So, on Friday (10/23) I headed to the apple store on Michigan Avenue in Chicago to pick up a new 27-inch iMac. I like being an early adopter so I knew I wanted it as soon as it was announced. As soon as I bought it, I hopped in a cab to take it home. The packaging is pretty slim like all Apple products but since the computer itself is big and heavy, the box is big and heavy.

At home, I connected it to my wireless network and everything was working smoothely. I installed all software updates along with some additional software. Then, suddenly, I had to internet access. I checked my list of wireless networks and it wasn’t showing any. I restarted the computer and they all came back and I was immediately connected to my home network.

Then it happened again. I called Apple tech support and they had me boot up to the Snow Leopard DVD to test the wireless card and then reinstall all of Snow Leopard. The problems seems to occur when lots of data is being transmitted wirelessly such was when using Skype or watching videos on Hulu.

Apple tech support keeps insisting I restart my router and change my router’s security. Apparently telling them that no wireless networks at all show up even though I live in a condo in downtown Chicago doesn’t mean anything to them. Tech support set me up with a Genius Bar appointment with my brand new iMac so we’ll see how that goes. I’ll keep this post updated as I learn more about the tech support process at Apple.

Update: Apple just replaced the iMac after showing the person helping us at the genius bar what was going on. It would not show any wireless networks and also crashed twice.

Update: The new one we got has dust behind the screen. We’re going to pick up a new one tonight.

Review: Linksys Powerline Network Kit (PLTK300)

I recently purchased the Linksys Powerline Network Kit (PLTK300) to bring a network jack into my family room. The purpose of this was to provide an ethernet connection to my Samsung Blu-ray player with Netflix capabilities. Since I live in a condo building I was a little bit skeptical of this working.

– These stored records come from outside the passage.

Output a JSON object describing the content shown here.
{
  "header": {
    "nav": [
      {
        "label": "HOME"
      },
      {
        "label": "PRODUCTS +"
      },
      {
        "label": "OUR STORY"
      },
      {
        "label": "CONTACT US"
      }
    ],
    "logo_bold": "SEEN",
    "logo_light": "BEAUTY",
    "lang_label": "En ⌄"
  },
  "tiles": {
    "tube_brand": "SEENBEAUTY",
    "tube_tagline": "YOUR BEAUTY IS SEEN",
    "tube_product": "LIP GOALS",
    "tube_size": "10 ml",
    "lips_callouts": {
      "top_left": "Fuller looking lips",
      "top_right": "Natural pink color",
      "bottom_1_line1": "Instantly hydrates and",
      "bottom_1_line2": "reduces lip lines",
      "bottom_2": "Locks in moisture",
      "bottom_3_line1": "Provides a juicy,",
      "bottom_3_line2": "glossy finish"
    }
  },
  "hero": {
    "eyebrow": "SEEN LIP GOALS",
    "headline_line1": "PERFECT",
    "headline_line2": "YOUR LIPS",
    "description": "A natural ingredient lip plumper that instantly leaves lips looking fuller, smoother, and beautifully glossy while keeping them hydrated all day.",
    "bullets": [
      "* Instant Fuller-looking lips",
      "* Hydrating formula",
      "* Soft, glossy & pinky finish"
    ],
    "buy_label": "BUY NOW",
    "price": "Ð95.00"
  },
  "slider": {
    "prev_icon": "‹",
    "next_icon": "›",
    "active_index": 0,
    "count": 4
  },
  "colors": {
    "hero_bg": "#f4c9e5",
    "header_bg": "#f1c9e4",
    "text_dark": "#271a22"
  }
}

I knew that I have my own circuit breaker in my unit so at least there was a single point of convergence for all my electrical outlets that was close.

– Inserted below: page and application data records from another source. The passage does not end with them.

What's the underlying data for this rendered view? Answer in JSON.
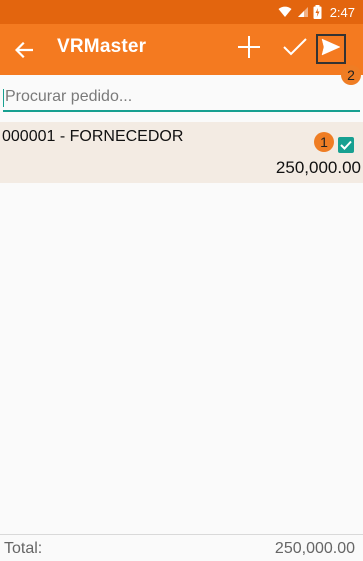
{
  "status_bar": {
    "time": "2:47",
    "icons": [
      "wifi-icon",
      "signal-icon",
      "battery-charging-icon"
    ]
  },
  "app_bar": {
    "title": "VRMaster",
    "actions": [
      "add-icon",
      "check-icon",
      "send-icon"
    ]
  },
  "markers": {
    "m1": "1",
    "m2": "2"
  },
  "search": {
    "placeholder": "Procurar pedido..."
  },
  "orders": [
    {
      "title": "000001 - FORNECEDOR",
      "value": "250,000.00",
      "selected": true
    }
  ],
  "footer": {
    "total_label": "Total:",
    "total_value": "250,000.00"
  },
  "colors": {
    "status_bar": "#e3650e",
    "app_bar": "#f47a20",
    "accent": "#17a091",
    "row_bg": "#f3ebe3",
    "marker": "#ef7d24"
  }
}
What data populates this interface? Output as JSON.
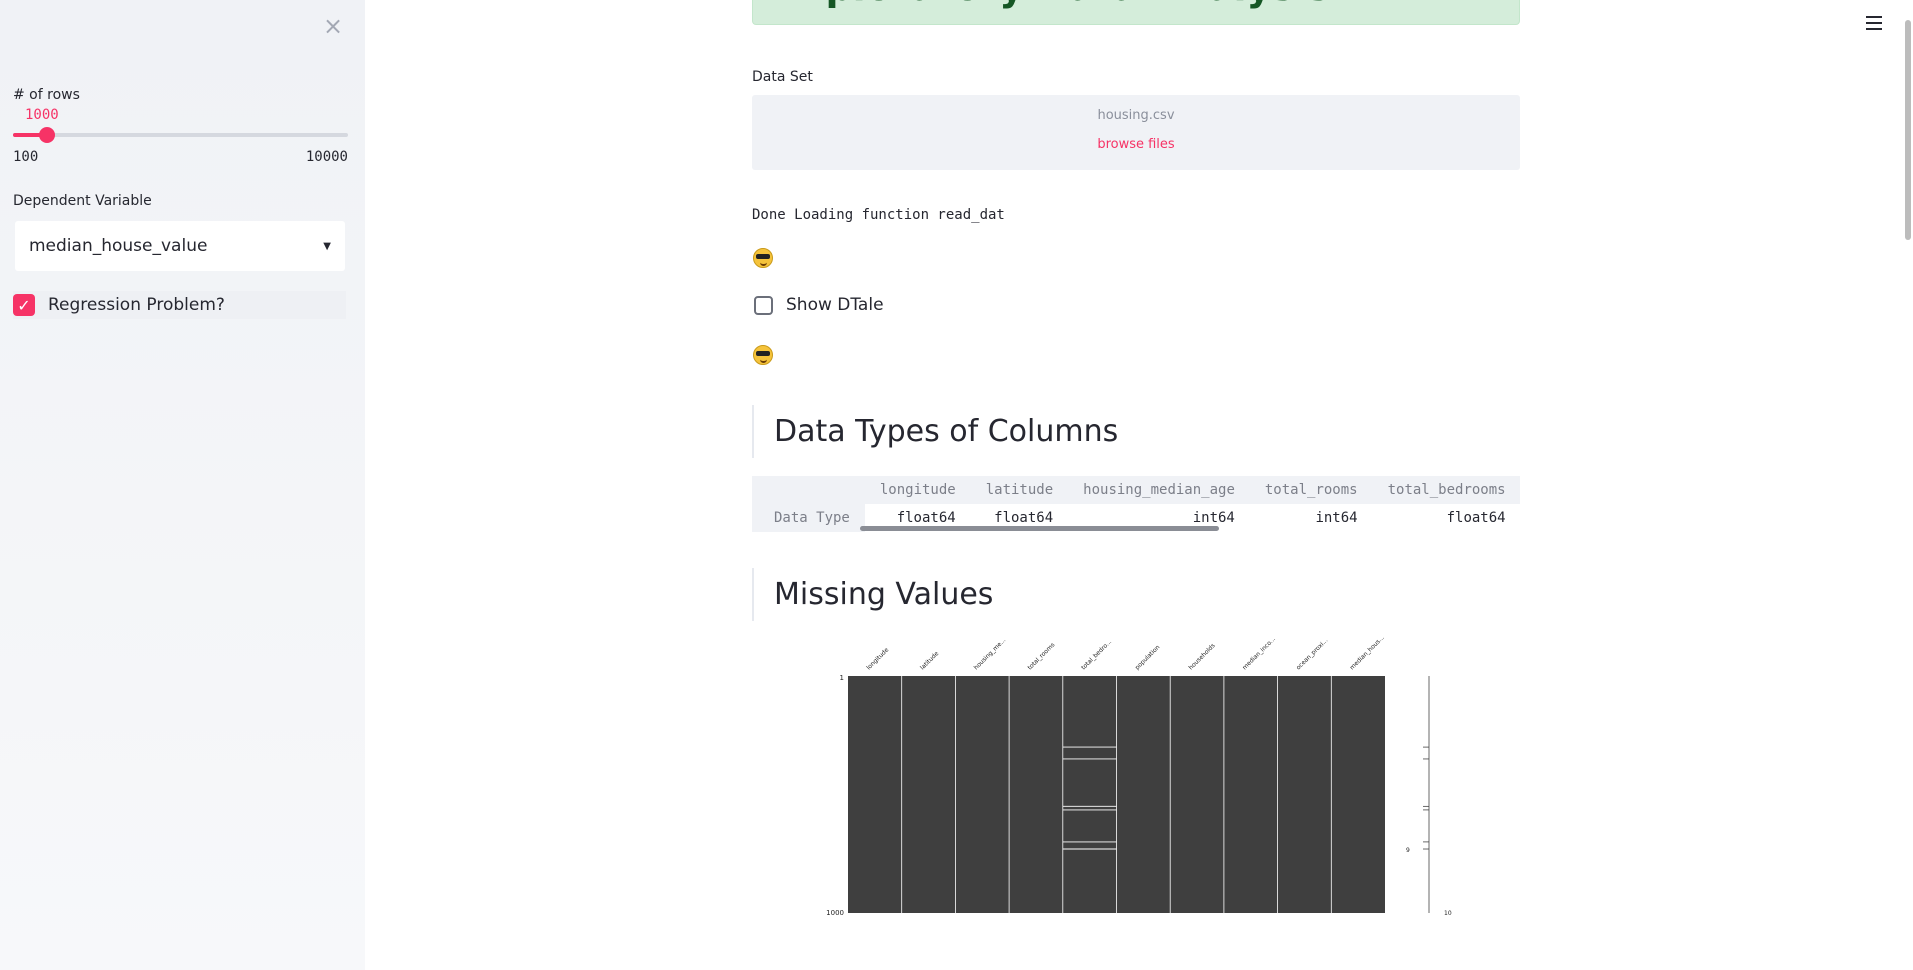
{
  "sidebar": {
    "close_label": "×",
    "rows": {
      "label": "# of rows",
      "value": "1000",
      "min_label": "100",
      "max_label": "10000",
      "fraction": 0.1
    },
    "dependent": {
      "label": "Dependent Variable",
      "selected": "median_house_value"
    },
    "regression": {
      "label": "Regression Problem?",
      "checked": true
    }
  },
  "main": {
    "banner_title": "Exploratory Data Analysis",
    "dataset_label": "Data Set",
    "uploader": {
      "filename": "housing.csv",
      "browse": "browse files"
    },
    "status_text": "Done Loading function read_dat",
    "emoji": "sunglasses-face",
    "show_dtale": {
      "label": "Show DTale",
      "checked": false
    },
    "types_heading": "Data Types of Columns",
    "types_table": {
      "row_label": "Data Type",
      "columns": [
        "longitude",
        "latitude",
        "housing_median_age",
        "total_rooms",
        "total_bedrooms"
      ],
      "values": [
        "float64",
        "float64",
        "int64",
        "int64",
        "float64"
      ]
    },
    "missing_heading": "Missing Values",
    "missing_chart": {
      "columns": [
        "longitude",
        "latitude",
        "housing_me...",
        "total_rooms",
        "total_bedro...",
        "population",
        "households",
        "median_inco...",
        "ocean_proxi...",
        "median_hous..."
      ],
      "y_top": "1",
      "y_bottom": "1000",
      "spark_mid": "9",
      "spark_right": "10",
      "missing_rows_in_total_bedrooms": [
        300,
        350,
        550,
        565,
        700,
        730
      ]
    }
  },
  "colors": {
    "accent": "#f63366",
    "banner_bg": "#d4edda",
    "banner_text": "#155724",
    "matrix": "#3f3f3f"
  }
}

The kit works right out of the box. You simply plug the module with the single ethernet port into your current network and into the wall. Then plug in the four port device where ever you need a network connection. Both devices come programmed with a network password so they will see each other immediately, along with any other devices with the default network password on your electrical network.

In order to change the network password you need to install the Powerline Utility from the CD in the box or by downloading it from the Linksys website. The utility lets you see the status of the connection and also set network passwords and run diagnostics. To make any changes to the remote powerline device, you need to enter its password into the utility. The password is on the bottom of the device. If you have more than one device, you will have to enter the password for each one. The Powerline utility will save the passwords in order to make changes to all the devices at once.

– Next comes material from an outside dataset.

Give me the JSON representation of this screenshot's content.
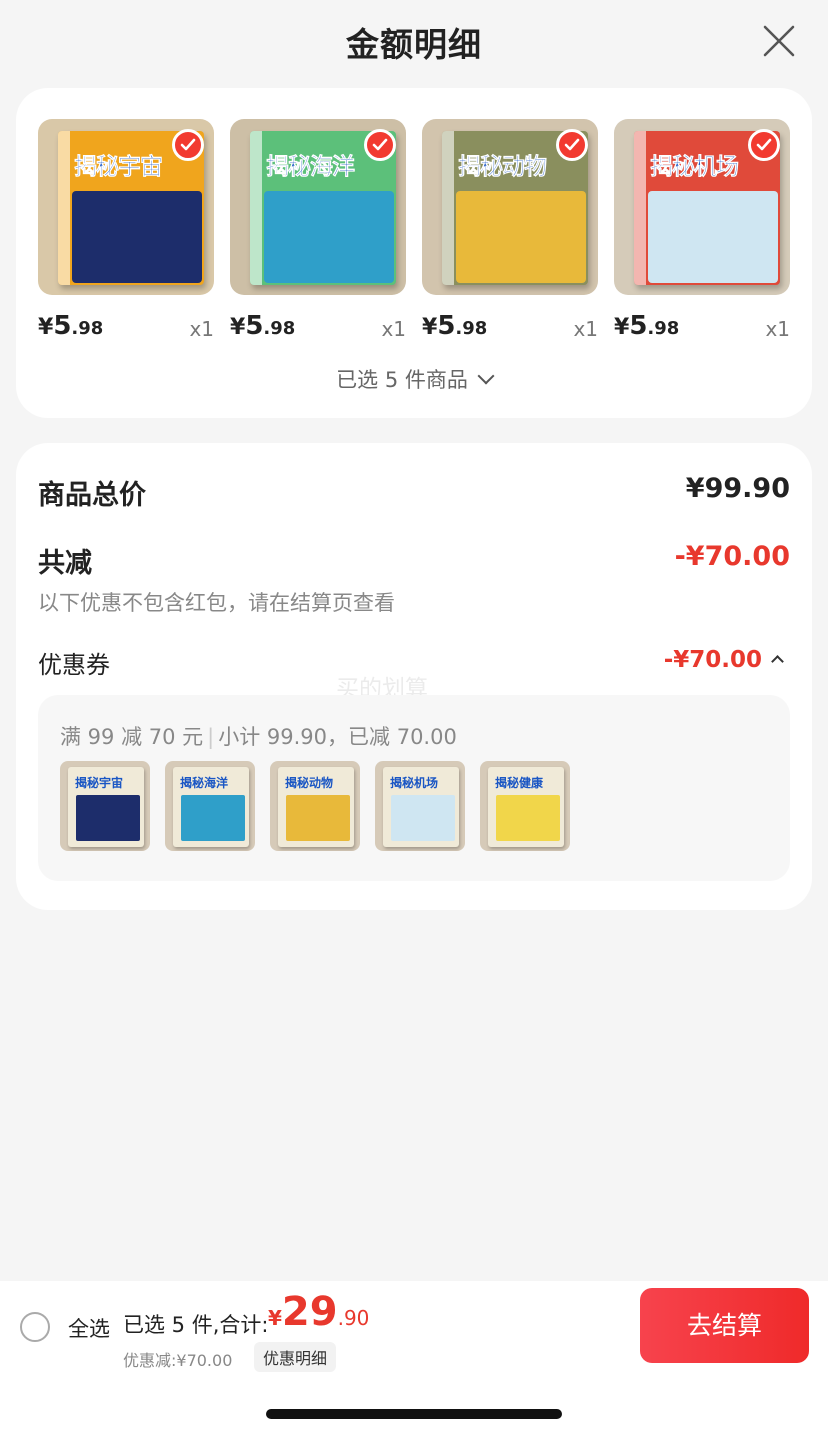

I would recommend changing the network password immediately, especially if you live in a multi-tenant building. The devices with the same default network password will bridge your wired network together. Currently I don’t see any other devices in my building but also remember questioning wireless security when setting up my first wireless access point.

The setup works very well. I’m now able to stream Netflix movies to my Blu-ray player very quickly and without any of the consistency issues you see with wireless. I also plan on connecting my Tivo using a usb ethernet adapter soon to speed up the process when renting movies from Amazon. Currently I use an old Linksys 802.11b wireless adapter since it was one of the only ones Tivo supported at the time.

The only problem I ran into during the setup was that I was initially getting very poor speeds, somewhere around 8Mb. I didn’t follow the instructions to plug the device directly into the wall because I didn’t have any outlets immediately available. Once I had both ends plugged into the wall the speed immediately increased to around 70Mb. These were just standard surge protectors too, not a ups or anything like that. Make sure you plug these right into the wall to get maximum speeds.